Try it: Once you reach the line that contains "What data populates", retype it and every line after it exactly, ending with the last line of the entries.

Data for processing:
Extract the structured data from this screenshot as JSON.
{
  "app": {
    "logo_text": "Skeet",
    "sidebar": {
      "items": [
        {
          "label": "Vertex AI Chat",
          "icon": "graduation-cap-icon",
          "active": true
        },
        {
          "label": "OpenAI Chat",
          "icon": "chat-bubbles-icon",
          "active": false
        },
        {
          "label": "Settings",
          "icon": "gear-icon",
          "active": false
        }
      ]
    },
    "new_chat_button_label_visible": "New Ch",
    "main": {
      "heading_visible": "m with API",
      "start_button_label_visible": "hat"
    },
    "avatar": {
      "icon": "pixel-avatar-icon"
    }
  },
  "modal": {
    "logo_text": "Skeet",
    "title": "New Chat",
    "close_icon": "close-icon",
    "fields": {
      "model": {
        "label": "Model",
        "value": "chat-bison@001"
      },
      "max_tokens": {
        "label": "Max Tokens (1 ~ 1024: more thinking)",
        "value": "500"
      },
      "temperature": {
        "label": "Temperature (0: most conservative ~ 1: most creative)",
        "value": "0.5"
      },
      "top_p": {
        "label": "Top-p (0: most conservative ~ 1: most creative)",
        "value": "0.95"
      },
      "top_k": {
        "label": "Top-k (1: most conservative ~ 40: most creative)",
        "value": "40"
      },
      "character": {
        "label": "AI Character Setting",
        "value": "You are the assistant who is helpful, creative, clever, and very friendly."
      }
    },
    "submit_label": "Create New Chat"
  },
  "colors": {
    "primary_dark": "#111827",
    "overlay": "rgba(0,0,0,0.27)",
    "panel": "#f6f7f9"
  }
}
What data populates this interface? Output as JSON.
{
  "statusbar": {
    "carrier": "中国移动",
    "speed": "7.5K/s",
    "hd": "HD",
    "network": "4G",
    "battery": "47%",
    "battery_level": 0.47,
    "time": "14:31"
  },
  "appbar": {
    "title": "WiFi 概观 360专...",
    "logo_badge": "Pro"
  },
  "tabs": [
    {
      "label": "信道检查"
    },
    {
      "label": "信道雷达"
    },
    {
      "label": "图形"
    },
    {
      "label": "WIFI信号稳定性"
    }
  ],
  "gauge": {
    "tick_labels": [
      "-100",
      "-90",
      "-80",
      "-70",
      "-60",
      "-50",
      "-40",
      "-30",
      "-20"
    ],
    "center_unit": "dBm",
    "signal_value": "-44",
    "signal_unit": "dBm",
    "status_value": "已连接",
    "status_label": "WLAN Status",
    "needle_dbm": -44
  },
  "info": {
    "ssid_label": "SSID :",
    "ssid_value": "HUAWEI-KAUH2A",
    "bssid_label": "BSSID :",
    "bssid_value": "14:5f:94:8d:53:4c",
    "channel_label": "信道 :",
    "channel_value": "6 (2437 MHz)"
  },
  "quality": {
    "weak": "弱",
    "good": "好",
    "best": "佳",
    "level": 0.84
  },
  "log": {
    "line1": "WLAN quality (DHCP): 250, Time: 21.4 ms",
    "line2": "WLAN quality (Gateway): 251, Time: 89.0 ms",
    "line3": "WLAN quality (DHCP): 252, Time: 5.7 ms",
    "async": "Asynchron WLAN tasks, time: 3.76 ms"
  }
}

Answer:
What data populates this interface? Output as JSON.
{
  "statusbar": {
    "carrier": "中国移动",
    "speed": "7.5K/s",
    "hd": "HD",
    "network": "4G",
    "battery": "47%",
    "battery_level": 0.47,
    "time": "14:31"
  },
  "appbar": {
    "title": "WiFi 概观 360专...",
    "logo_badge": "Pro"
  },
  "tabs": [
    {
      "label": "信道检查"
    },
    {
      "label": "信道雷达"
    },
    {
      "label": "图形"
    },
    {
      "label": "WIFI信号稳定性"
    }
  ],
  "gauge": {
    "tick_labels": [
      "-100",
      "-90",
      "-80",
      "-70",
      "-60",
      "-50",
      "-40",
      "-30",
      "-20"
    ],
    "center_unit": "dBm",
    "signal_value": "-44",
    "signal_unit": "dBm",
    "status_value": "已连接",
    "status_label": "WLAN Status",
    "needle_dbm": -44
  },
  "info": {
    "ssid_label": "SSID :",
    "ssid_value": "HUAWEI-KAUH2A",
    "bssid_label": "BSSID :",
    "bssid_value": "14:5f:94:8d:53:4c",
    "channel_label": "信道 :",
    "channel_value": "6 (2437 MHz)"
  },
  "quality": {
    "weak": "弱",
    "good": "好",
    "best": "佳",
    "level": 0.84
  },
  "log": {
    "line1": "WLAN quality (DHCP): 250, Time: 21.4 ms",
    "line2": "WLAN quality (Gateway): 251, Time: 89.0 ms",
    "line3": "WLAN quality (DHCP): 252, Time: 5.7 ms",
    "async": "Asynchron WLAN tasks, time: 3.76 ms"
  }
}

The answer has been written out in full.